Dataset rows for apps and sites
* * * * * * *
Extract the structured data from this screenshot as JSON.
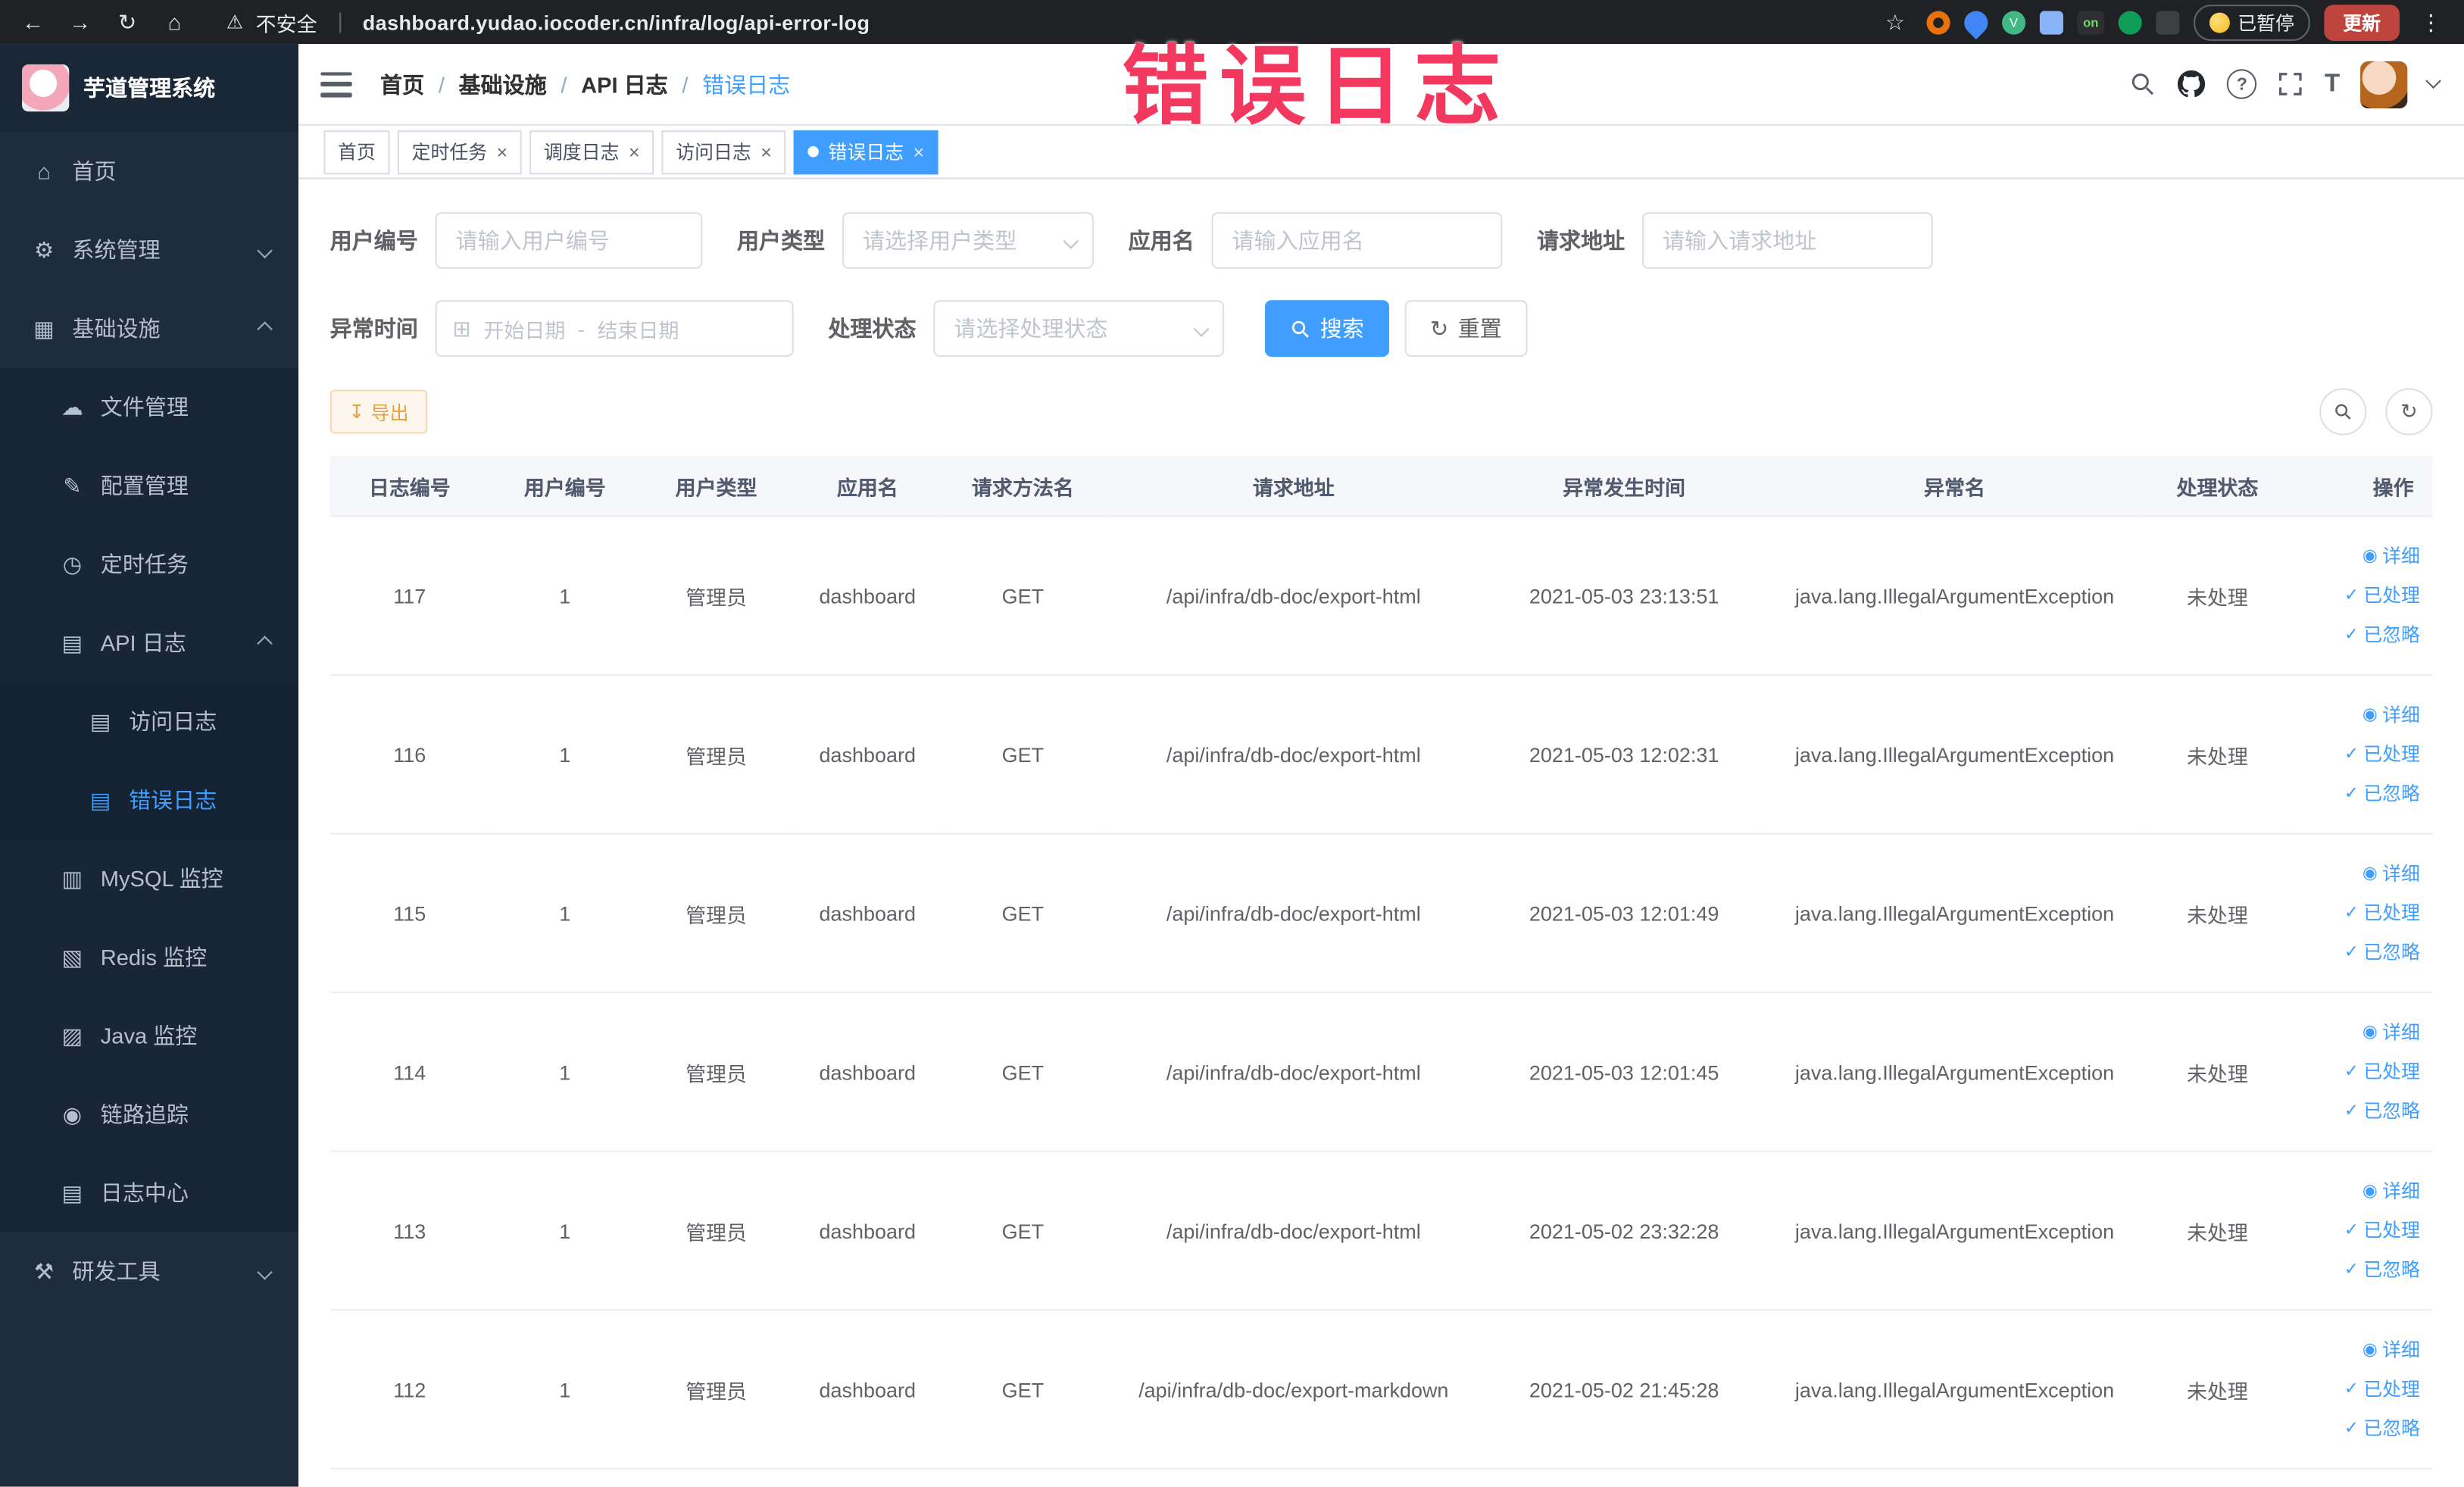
{
  "browser": {
    "security_label": "不安全",
    "url": "dashboard.yudao.iocoder.cn/infra/log/api-error-log",
    "paused_label": "已暂停",
    "update_label": "更新",
    "ext_on_badge": "on"
  },
  "annotation_text": "错误日志",
  "sidebar": {
    "logo_title": "芋道管理系统",
    "menu": [
      {
        "key": "home",
        "label": "首页",
        "icon": "home-icon",
        "level": 0
      },
      {
        "key": "system-mgmt",
        "label": "系统管理",
        "icon": "gear-icon",
        "level": 0,
        "chevron": "down"
      },
      {
        "key": "infrastructure",
        "label": "基础设施",
        "icon": "infra-icon",
        "level": 0,
        "chevron": "up"
      },
      {
        "key": "file-mgmt",
        "label": "文件管理",
        "icon": "file-icon",
        "level": 1
      },
      {
        "key": "config-mgmt",
        "label": "配置管理",
        "icon": "config-icon",
        "level": 1
      },
      {
        "key": "scheduled-tasks",
        "label": "定时任务",
        "icon": "timer-icon",
        "level": 1
      },
      {
        "key": "api-log",
        "label": "API 日志",
        "icon": "api-log-icon",
        "level": 1,
        "chevron": "up"
      },
      {
        "key": "access-log",
        "label": "访问日志",
        "icon": "doc-icon",
        "level": 2
      },
      {
        "key": "error-log",
        "label": "错误日志",
        "icon": "doc-icon",
        "level": 2,
        "active": true
      },
      {
        "key": "mysql-monitor",
        "label": "MySQL 监控",
        "icon": "mysql-icon",
        "level": 1
      },
      {
        "key": "redis-monitor",
        "label": "Redis 监控",
        "icon": "redis-icon",
        "level": 1
      },
      {
        "key": "java-monitor",
        "label": "Java 监控",
        "icon": "java-icon",
        "level": 1
      },
      {
        "key": "link-trace",
        "label": "链路追踪",
        "icon": "trace-icon",
        "level": 1
      },
      {
        "key": "log-center",
        "label": "日志中心",
        "icon": "log-center-icon",
        "level": 1
      },
      {
        "key": "dev-tools",
        "label": "研发工具",
        "icon": "tools-icon",
        "level": 0,
        "chevron": "down"
      }
    ]
  },
  "breadcrumb": {
    "separator": "/",
    "items": [
      "首页",
      "基础设施",
      "API 日志",
      "错误日志"
    ]
  },
  "tabs": [
    {
      "key": "home",
      "label": "首页",
      "closable": false,
      "active": false
    },
    {
      "key": "scheduled-tasks",
      "label": "定时任务",
      "closable": true,
      "active": false
    },
    {
      "key": "job-log",
      "label": "调度日志",
      "closable": true,
      "active": false
    },
    {
      "key": "access-log",
      "label": "访问日志",
      "closable": true,
      "active": false
    },
    {
      "key": "error-log",
      "label": "错误日志",
      "closable": true,
      "active": true
    }
  ],
  "filters": {
    "user_id": {
      "label": "用户编号",
      "placeholder": "请输入用户编号",
      "value": ""
    },
    "user_type": {
      "label": "用户类型",
      "placeholder": "请选择用户类型",
      "value": ""
    },
    "app_name": {
      "label": "应用名",
      "placeholder": "请输入应用名",
      "value": ""
    },
    "request_url": {
      "label": "请求地址",
      "placeholder": "请输入请求地址",
      "value": ""
    },
    "exception_time": {
      "label": "异常时间",
      "start_placeholder": "开始日期",
      "separator": "-",
      "end_placeholder": "结束日期"
    },
    "process_status": {
      "label": "处理状态",
      "placeholder": "请选择处理状态",
      "value": ""
    },
    "search_label": "搜索",
    "reset_label": "重置"
  },
  "toolbar": {
    "export_label": "导出"
  },
  "table": {
    "columns": [
      "日志编号",
      "用户编号",
      "用户类型",
      "应用名",
      "请求方法名",
      "请求地址",
      "异常发生时间",
      "异常名",
      "处理状态",
      "操作"
    ],
    "actions": [
      "详细",
      "已处理",
      "已忽略"
    ],
    "rows": [
      {
        "log_id": "117",
        "user_id": "1",
        "user_type": "管理员",
        "app_name": "dashboard",
        "method": "GET",
        "url": "/api/infra/db-doc/export-html",
        "time": "2021-05-03 23:13:51",
        "exception": "java.lang.IllegalArgumentException",
        "status": "未处理"
      },
      {
        "log_id": "116",
        "user_id": "1",
        "user_type": "管理员",
        "app_name": "dashboard",
        "method": "GET",
        "url": "/api/infra/db-doc/export-html",
        "time": "2021-05-03 12:02:31",
        "exception": "java.lang.IllegalArgumentException",
        "status": "未处理"
      },
      {
        "log_id": "115",
        "user_id": "1",
        "user_type": "管理员",
        "app_name": "dashboard",
        "method": "GET",
        "url": "/api/infra/db-doc/export-html",
        "time": "2021-05-03 12:01:49",
        "exception": "java.lang.IllegalArgumentException",
        "status": "未处理"
      },
      {
        "log_id": "114",
        "user_id": "1",
        "user_type": "管理员",
        "app_name": "dashboard",
        "method": "GET",
        "url": "/api/infra/db-doc/export-html",
        "time": "2021-05-03 12:01:45",
        "exception": "java.lang.IllegalArgumentException",
        "status": "未处理"
      },
      {
        "log_id": "113",
        "user_id": "1",
        "user_type": "管理员",
        "app_name": "dashboard",
        "method": "GET",
        "url": "/api/infra/db-doc/export-html",
        "time": "2021-05-02 23:32:28",
        "exception": "java.lang.IllegalArgumentException",
        "status": "未处理"
      },
      {
        "log_id": "112",
        "user_id": "1",
        "user_type": "管理员",
        "app_name": "dashboard",
        "method": "GET",
        "url": "/api/infra/db-doc/export-markdown",
        "time": "2021-05-02 21:45:28",
        "exception": "java.lang.IllegalArgumentException",
        "status": "未处理"
      }
    ]
  }
}
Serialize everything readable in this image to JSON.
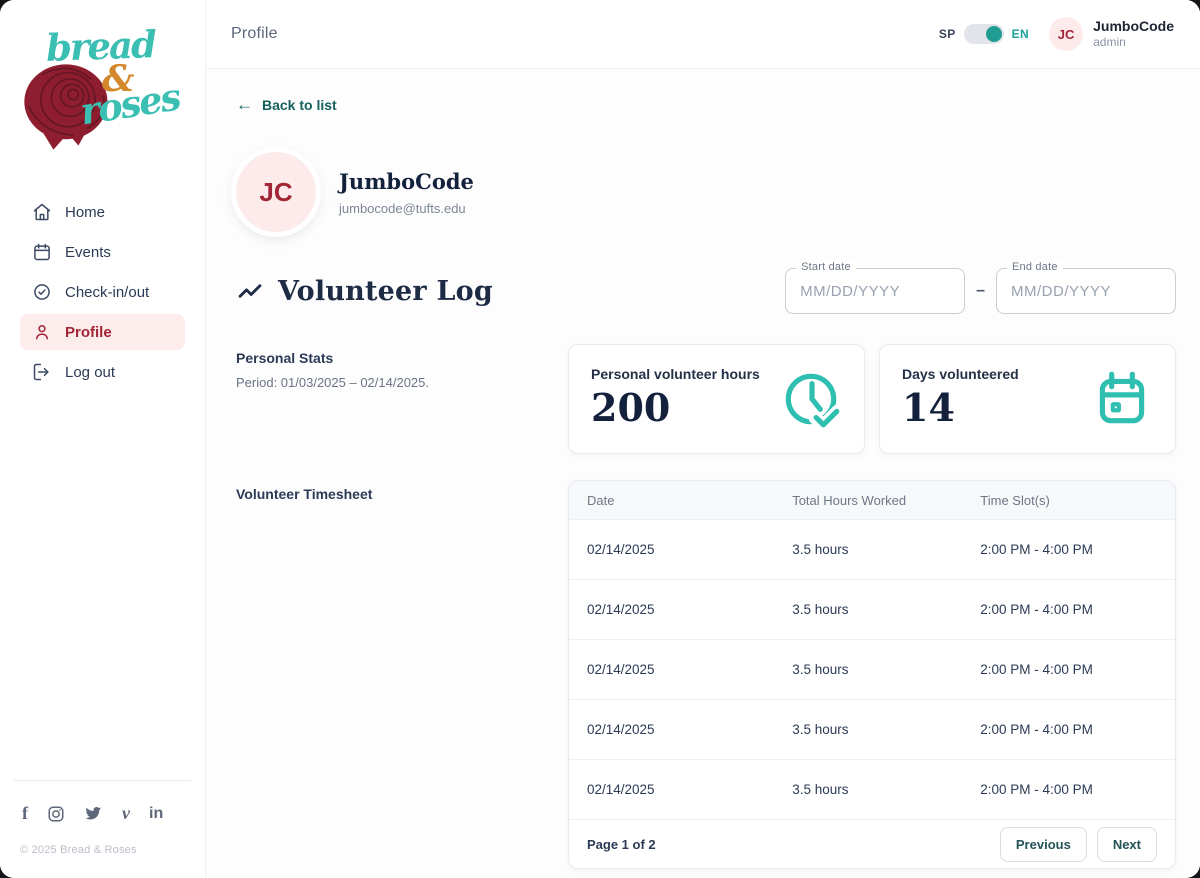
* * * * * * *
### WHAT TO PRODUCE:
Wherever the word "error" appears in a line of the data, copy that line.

### RESULT:
    "url": "dashboard.yudao.iocoder.cn/infra/log/api-error-log",
        "key": "error-log",
      "key": "error-log",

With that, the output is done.